**REQUIRED ACTION:**
All lines that hold the string "data" should be copied. Find them in the listing below.

[Start of section]

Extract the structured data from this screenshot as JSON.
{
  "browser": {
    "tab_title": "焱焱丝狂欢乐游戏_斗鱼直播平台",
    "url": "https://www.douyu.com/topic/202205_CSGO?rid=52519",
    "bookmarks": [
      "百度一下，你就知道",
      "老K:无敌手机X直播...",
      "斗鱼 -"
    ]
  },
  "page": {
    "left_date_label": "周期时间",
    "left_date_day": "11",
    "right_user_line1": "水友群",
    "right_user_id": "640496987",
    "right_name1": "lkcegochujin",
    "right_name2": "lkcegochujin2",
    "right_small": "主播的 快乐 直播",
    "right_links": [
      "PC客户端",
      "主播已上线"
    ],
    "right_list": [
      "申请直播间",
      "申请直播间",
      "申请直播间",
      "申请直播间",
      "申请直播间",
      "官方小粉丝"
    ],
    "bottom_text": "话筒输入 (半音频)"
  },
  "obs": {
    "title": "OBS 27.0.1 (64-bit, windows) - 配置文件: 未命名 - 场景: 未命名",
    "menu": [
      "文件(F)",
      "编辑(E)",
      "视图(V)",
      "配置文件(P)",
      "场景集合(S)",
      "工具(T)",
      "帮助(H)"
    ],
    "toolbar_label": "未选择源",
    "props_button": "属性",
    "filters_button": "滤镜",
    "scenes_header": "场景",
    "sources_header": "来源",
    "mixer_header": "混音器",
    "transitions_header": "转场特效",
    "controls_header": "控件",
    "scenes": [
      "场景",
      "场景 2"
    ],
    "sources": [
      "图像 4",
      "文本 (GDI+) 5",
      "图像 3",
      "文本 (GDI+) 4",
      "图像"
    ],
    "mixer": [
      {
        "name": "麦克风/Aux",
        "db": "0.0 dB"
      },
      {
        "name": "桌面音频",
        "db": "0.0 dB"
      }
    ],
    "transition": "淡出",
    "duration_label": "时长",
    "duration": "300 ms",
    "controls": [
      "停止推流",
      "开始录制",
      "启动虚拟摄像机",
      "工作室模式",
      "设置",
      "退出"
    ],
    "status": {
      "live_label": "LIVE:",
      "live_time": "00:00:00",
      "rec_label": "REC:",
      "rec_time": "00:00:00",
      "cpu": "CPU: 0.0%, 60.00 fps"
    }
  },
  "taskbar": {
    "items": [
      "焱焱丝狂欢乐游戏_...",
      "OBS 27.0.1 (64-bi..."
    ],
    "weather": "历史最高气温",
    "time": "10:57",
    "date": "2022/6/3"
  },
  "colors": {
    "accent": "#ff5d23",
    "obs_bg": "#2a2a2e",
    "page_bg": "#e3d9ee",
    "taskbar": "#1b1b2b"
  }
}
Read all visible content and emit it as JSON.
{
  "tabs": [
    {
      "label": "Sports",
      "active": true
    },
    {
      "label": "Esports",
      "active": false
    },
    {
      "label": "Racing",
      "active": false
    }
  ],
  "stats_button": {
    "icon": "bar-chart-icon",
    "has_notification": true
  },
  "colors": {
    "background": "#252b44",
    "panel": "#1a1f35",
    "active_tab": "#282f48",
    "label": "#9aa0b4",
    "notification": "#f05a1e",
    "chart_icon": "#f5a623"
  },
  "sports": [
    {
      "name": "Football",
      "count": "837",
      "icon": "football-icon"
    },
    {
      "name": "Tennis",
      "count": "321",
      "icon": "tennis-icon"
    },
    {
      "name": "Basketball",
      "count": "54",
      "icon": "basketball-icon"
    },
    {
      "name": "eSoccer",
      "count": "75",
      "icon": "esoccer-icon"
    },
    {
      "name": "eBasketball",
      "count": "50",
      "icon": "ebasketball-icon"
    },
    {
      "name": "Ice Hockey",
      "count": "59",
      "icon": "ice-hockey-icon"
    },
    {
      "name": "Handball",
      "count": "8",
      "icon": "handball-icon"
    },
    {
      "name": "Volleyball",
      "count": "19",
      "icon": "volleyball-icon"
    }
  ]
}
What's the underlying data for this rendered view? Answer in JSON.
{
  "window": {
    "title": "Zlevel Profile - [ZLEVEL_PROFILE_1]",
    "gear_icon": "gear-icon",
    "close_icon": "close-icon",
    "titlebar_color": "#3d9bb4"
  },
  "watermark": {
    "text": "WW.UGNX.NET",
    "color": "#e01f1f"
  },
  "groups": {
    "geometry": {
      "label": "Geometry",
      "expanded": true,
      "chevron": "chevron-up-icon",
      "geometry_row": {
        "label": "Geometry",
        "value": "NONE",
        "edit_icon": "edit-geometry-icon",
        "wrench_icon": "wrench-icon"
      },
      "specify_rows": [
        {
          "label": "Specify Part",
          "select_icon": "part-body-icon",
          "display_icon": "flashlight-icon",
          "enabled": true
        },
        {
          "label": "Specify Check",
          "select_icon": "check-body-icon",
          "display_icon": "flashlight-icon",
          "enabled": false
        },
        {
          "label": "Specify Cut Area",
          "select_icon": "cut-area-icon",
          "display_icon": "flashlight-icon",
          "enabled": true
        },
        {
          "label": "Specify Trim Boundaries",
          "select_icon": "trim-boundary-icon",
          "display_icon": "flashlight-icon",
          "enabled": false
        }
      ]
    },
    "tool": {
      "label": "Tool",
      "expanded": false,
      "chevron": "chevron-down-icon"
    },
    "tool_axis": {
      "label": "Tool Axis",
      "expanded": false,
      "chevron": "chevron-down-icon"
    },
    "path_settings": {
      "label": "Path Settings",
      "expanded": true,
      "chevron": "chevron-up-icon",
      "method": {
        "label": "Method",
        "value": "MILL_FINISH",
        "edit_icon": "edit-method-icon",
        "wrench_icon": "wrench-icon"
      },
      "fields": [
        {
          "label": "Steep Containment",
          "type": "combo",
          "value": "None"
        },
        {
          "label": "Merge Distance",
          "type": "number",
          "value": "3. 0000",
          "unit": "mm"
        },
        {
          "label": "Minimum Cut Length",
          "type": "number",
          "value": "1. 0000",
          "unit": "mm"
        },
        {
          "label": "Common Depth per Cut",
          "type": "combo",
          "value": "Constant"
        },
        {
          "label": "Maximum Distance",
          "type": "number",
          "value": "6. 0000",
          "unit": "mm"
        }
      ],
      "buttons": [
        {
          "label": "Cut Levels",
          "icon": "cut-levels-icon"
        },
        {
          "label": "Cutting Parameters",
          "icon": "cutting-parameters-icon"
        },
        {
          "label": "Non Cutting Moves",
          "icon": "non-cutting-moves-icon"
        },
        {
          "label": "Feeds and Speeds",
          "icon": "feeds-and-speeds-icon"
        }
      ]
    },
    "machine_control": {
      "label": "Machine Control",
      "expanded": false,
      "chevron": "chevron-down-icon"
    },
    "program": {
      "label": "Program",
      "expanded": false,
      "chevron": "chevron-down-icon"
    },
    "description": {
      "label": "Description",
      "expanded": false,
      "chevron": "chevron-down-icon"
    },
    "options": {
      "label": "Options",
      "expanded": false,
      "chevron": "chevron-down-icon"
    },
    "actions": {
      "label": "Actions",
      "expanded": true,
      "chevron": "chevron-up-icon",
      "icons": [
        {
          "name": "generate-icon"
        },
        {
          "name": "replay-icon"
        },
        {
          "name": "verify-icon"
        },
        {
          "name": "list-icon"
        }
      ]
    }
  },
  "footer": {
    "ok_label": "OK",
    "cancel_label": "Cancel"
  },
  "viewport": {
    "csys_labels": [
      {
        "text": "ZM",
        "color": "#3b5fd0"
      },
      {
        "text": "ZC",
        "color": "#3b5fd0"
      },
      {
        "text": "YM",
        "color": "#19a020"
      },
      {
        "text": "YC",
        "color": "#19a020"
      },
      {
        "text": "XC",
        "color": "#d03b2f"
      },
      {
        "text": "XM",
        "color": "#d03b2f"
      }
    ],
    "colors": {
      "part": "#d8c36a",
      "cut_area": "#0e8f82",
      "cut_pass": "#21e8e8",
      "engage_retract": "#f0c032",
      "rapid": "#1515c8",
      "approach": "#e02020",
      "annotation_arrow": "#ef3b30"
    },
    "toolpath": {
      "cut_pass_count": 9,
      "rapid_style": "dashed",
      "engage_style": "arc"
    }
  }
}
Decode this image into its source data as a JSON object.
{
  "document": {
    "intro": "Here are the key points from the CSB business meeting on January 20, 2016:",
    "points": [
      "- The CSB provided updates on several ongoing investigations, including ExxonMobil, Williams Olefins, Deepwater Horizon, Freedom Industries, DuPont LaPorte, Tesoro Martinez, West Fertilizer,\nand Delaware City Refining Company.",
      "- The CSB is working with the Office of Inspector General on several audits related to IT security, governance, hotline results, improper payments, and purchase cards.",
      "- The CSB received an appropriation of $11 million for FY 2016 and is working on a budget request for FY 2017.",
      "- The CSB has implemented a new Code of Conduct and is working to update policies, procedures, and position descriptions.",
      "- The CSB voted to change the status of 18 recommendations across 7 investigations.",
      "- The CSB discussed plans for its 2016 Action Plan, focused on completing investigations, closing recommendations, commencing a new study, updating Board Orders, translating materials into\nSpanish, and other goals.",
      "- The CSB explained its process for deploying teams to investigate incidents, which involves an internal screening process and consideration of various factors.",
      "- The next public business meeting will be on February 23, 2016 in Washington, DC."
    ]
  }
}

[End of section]

**EXERCISE SOLUTION:**
Extract the structured data from this screenshot as JSON.
What's the underlying data for this rendered view? Answer in JSON.
Decode this image into its source data as a JSON object.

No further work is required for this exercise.